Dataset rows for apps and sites
________

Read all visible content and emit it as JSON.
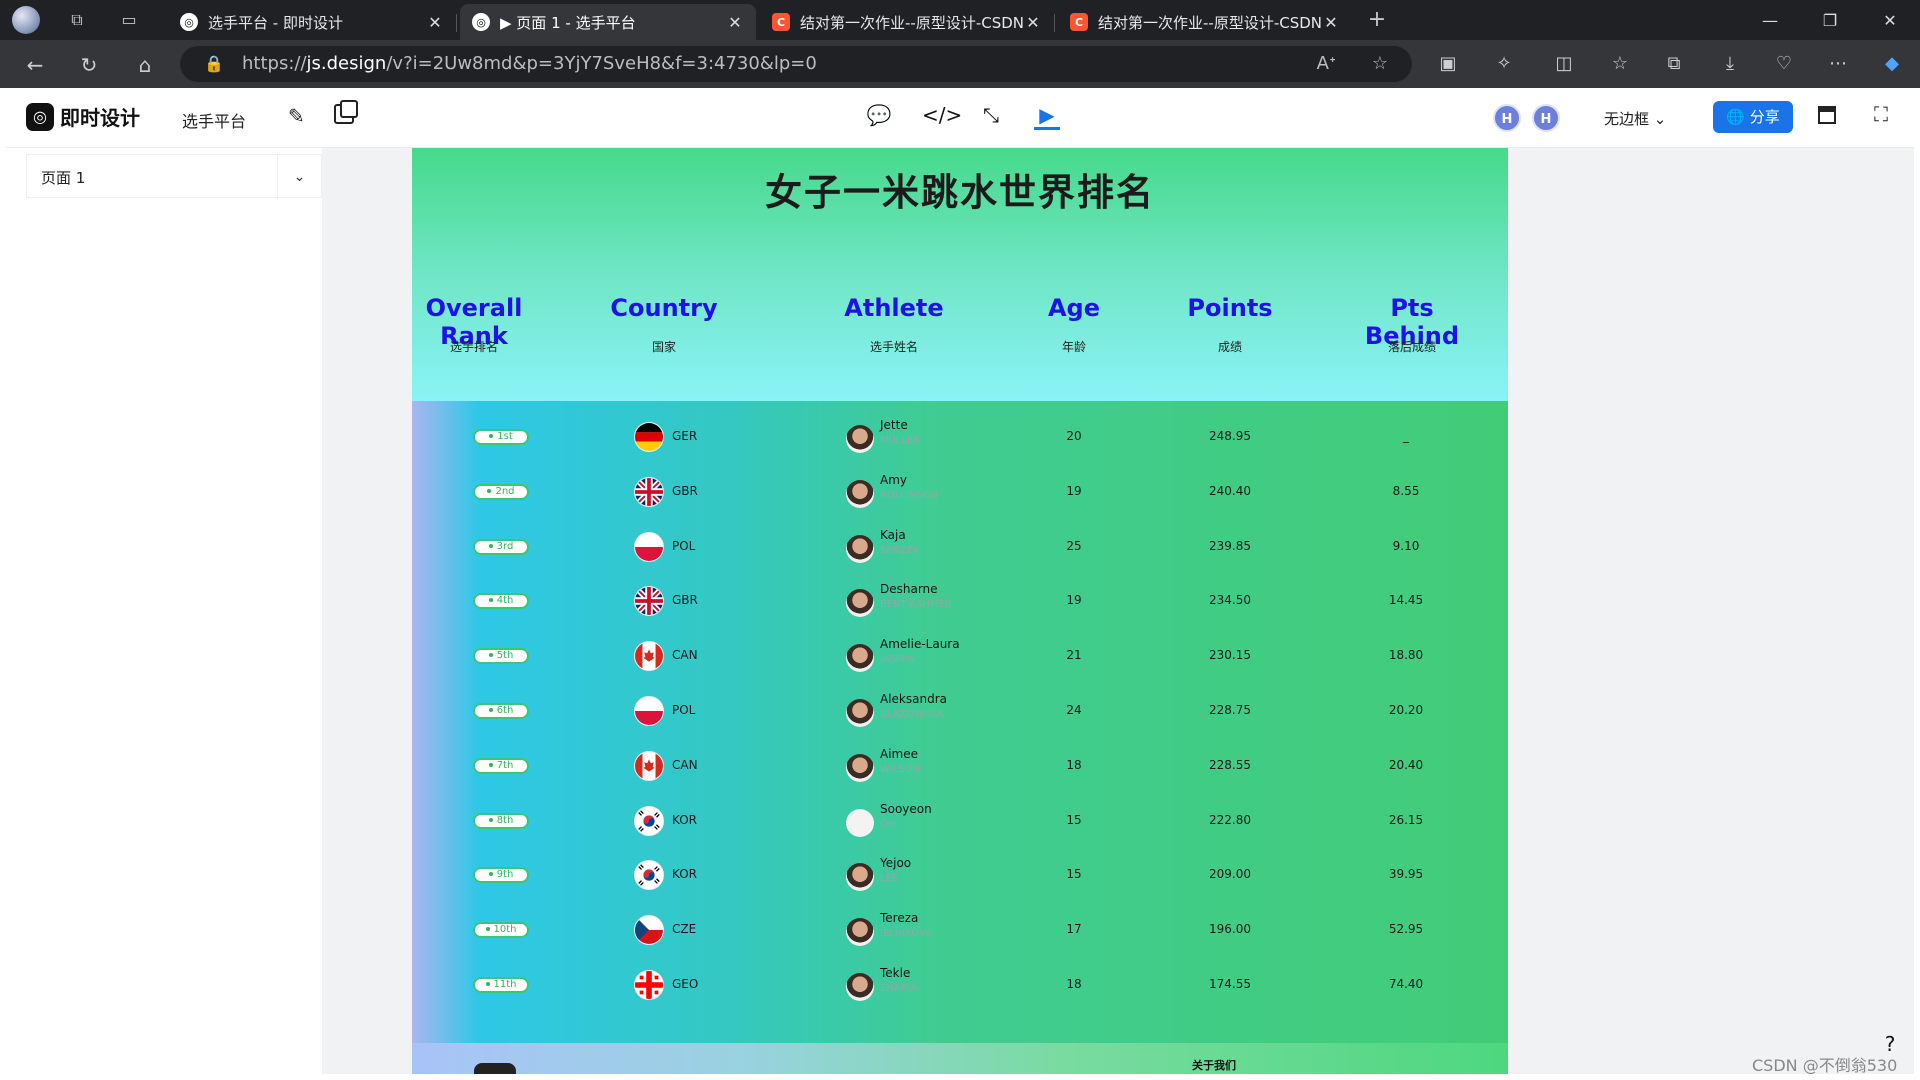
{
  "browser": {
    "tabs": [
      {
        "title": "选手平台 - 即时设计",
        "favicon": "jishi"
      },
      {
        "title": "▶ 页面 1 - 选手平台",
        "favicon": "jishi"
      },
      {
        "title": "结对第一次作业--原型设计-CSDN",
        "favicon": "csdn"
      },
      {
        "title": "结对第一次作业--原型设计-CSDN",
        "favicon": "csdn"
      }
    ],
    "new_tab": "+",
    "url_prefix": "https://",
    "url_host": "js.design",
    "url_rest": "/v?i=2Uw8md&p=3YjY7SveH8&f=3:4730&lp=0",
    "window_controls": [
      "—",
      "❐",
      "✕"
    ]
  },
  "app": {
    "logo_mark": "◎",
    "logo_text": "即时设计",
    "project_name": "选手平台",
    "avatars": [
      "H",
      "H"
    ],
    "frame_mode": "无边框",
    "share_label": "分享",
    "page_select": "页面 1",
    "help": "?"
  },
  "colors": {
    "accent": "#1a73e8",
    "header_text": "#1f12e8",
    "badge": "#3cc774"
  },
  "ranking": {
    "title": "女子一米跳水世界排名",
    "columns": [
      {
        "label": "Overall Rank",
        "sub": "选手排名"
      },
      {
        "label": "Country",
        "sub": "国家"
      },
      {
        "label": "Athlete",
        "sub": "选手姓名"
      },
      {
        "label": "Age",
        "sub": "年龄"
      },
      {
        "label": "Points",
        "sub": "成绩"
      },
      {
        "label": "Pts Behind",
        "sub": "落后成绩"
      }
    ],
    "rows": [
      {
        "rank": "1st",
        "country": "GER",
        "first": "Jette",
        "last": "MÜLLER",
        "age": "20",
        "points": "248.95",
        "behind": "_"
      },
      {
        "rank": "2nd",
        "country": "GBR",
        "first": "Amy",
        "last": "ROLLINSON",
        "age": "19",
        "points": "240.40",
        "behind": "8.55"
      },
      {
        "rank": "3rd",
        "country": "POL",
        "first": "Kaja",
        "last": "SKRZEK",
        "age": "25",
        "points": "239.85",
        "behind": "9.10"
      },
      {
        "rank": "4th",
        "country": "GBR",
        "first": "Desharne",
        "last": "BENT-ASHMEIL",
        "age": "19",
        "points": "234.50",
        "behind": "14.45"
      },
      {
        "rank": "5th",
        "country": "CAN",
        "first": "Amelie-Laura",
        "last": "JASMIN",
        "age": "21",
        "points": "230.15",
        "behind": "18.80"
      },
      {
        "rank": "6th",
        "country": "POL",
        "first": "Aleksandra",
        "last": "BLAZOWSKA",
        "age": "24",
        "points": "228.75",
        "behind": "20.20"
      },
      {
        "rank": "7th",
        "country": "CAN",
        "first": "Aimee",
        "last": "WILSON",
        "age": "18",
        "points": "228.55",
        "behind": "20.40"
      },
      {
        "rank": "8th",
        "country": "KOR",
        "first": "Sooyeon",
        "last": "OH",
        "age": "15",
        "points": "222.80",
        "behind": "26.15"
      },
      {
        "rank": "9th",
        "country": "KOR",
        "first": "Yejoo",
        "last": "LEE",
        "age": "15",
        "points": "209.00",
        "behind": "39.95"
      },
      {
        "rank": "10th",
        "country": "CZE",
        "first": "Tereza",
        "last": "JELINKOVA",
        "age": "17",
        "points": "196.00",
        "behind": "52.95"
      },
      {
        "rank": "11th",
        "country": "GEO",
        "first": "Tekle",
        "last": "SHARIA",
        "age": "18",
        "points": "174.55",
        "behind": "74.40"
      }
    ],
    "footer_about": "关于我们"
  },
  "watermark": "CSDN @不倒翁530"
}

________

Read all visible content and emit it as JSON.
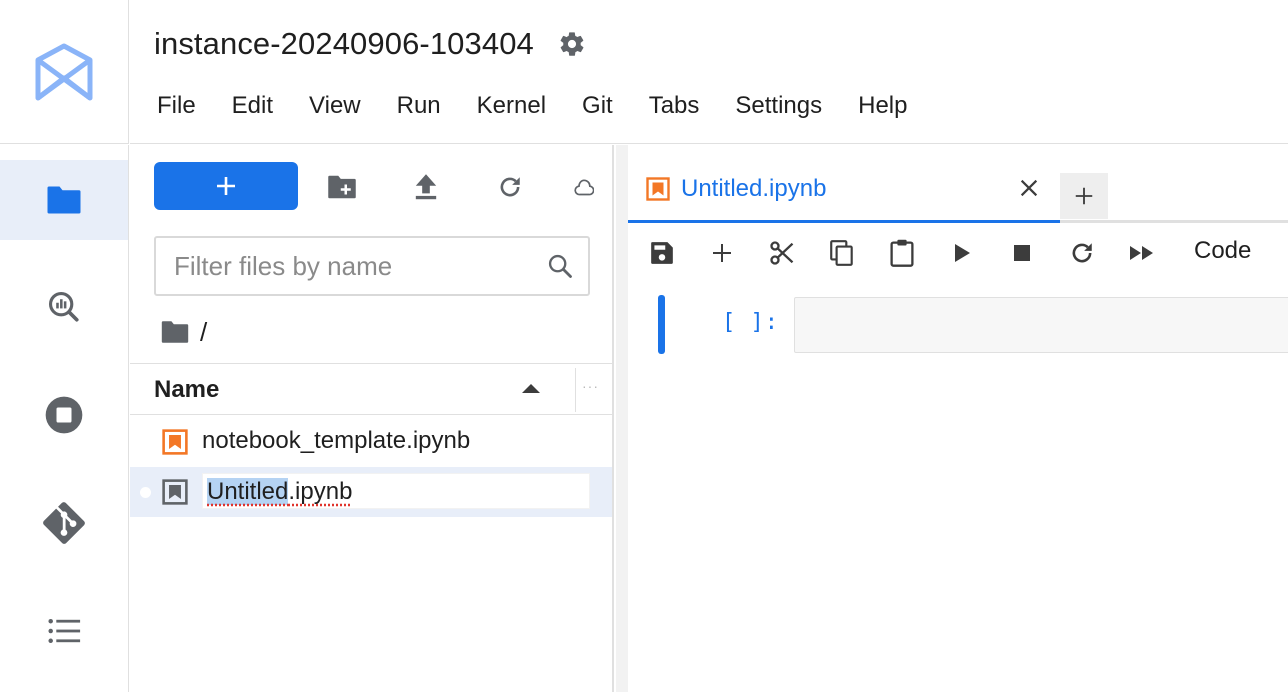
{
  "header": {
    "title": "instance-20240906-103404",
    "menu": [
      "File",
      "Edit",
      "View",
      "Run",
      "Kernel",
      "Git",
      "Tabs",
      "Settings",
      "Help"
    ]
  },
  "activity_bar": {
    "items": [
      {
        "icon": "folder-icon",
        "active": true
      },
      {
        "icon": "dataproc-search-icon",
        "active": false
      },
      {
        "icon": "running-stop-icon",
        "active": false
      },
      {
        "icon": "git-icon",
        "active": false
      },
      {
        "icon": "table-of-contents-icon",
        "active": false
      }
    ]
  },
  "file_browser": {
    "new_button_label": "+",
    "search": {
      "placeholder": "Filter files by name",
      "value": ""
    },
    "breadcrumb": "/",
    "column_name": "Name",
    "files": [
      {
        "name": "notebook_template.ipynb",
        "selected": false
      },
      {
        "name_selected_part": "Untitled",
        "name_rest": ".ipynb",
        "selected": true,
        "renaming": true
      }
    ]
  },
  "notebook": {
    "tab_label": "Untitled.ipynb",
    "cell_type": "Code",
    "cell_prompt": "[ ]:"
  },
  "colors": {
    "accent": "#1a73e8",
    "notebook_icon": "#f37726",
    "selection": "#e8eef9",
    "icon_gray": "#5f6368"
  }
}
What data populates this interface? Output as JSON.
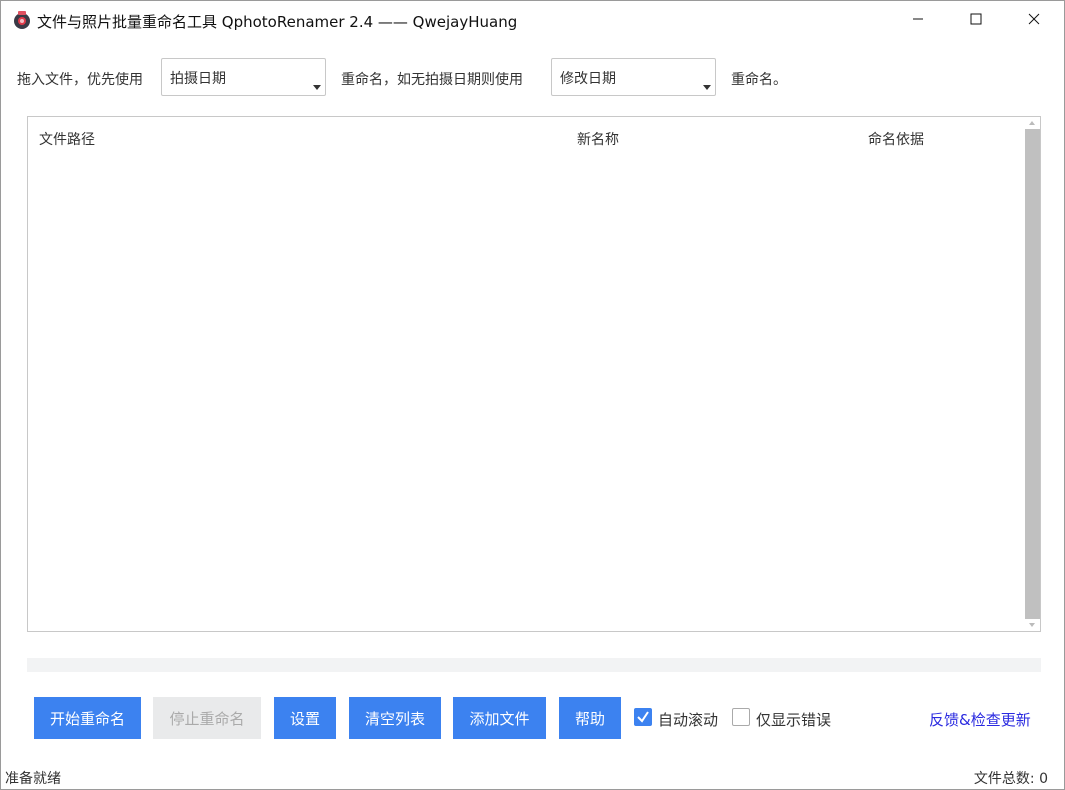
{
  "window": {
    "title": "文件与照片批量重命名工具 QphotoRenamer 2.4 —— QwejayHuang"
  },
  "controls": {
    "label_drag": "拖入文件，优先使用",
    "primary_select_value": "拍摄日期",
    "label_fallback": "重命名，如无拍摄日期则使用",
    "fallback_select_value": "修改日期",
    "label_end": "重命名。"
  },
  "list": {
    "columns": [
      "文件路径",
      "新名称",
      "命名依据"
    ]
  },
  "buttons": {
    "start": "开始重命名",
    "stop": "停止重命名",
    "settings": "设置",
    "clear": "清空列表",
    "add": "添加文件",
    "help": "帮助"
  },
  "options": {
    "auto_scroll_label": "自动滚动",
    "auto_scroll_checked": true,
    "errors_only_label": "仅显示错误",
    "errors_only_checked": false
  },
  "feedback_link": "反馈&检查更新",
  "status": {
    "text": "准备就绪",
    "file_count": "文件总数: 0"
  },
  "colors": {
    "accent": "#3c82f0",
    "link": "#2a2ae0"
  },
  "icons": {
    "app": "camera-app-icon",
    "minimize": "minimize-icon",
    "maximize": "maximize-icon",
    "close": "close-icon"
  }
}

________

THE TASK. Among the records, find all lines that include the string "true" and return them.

OUTPUT.
        "active": true
        "selected": true,
        "renaming": true
    "auto_scroll_checked": true,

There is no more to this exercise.